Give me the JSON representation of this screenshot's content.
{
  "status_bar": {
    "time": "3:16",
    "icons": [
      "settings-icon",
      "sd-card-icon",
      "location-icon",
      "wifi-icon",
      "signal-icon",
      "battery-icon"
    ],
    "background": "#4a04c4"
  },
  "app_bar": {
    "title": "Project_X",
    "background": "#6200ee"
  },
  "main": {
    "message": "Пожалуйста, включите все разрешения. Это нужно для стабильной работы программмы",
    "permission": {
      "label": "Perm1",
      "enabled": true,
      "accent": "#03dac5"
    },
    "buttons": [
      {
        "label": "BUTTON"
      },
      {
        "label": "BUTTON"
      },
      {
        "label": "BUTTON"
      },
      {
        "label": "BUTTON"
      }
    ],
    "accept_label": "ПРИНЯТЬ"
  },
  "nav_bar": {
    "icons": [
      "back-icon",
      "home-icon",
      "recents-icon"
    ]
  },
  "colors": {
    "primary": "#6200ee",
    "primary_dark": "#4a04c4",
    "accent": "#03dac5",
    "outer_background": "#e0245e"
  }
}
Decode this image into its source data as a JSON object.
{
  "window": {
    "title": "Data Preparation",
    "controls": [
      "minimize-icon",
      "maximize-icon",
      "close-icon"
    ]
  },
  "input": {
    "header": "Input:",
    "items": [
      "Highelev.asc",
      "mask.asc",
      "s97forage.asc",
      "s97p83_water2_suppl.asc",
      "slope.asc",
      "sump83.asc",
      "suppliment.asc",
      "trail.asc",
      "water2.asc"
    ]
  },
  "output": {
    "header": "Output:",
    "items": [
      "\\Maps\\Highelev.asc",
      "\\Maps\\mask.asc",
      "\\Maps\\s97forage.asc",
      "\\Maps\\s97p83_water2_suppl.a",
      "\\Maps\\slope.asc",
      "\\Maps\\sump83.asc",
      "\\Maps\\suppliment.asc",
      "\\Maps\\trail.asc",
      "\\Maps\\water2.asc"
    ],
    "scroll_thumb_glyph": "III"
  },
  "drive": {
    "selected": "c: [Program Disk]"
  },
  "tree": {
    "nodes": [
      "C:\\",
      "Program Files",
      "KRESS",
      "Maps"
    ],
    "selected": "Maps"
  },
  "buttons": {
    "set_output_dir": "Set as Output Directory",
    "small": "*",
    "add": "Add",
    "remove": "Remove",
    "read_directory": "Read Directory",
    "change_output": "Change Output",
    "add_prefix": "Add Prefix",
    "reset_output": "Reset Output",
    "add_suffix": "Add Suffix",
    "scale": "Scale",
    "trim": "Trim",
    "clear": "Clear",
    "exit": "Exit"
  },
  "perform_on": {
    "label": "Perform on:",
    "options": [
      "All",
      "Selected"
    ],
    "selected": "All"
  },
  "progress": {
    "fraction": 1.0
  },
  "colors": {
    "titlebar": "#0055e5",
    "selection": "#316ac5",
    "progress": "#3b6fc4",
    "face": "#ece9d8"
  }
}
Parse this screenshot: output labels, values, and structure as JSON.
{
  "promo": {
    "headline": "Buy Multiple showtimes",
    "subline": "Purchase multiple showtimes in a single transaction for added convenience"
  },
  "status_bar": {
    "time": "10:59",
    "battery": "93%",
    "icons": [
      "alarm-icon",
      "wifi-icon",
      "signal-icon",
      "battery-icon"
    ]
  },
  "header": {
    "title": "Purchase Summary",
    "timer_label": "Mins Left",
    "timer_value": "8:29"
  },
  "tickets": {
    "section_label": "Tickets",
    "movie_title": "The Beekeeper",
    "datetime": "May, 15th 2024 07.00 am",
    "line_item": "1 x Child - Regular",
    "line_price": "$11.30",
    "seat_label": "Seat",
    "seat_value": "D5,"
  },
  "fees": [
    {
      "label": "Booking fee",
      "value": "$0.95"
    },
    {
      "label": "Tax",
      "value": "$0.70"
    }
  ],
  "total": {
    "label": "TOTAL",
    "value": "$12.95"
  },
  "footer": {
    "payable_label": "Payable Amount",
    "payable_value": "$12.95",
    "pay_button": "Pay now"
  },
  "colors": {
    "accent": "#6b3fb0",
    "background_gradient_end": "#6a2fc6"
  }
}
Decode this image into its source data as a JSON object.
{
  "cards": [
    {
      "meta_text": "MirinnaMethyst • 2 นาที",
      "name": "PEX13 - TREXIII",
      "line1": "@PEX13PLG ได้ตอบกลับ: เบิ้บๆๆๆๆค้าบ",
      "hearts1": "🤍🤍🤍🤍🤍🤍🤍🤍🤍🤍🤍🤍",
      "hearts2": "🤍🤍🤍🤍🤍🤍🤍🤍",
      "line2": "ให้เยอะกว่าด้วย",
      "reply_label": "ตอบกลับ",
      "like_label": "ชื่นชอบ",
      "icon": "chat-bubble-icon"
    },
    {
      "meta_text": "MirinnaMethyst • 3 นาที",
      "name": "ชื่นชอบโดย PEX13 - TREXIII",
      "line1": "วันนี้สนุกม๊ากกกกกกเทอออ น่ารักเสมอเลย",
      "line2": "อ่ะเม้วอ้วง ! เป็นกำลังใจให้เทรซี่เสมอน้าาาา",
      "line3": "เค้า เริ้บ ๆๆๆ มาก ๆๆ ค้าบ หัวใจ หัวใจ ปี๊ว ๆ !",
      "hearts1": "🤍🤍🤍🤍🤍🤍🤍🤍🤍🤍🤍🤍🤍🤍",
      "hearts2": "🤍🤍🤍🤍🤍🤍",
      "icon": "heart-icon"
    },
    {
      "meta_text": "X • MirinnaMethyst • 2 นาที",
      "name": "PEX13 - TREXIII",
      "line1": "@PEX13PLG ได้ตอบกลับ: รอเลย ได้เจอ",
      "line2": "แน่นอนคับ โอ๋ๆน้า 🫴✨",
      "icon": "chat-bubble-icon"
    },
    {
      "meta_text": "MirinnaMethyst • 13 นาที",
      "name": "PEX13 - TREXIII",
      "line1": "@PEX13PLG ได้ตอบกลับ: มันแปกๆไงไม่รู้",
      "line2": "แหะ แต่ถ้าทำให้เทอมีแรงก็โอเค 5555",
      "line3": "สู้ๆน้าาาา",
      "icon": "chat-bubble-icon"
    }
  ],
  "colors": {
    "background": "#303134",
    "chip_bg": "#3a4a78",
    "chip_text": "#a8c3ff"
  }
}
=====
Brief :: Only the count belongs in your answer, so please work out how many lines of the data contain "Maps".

Solution to this exercise :: 11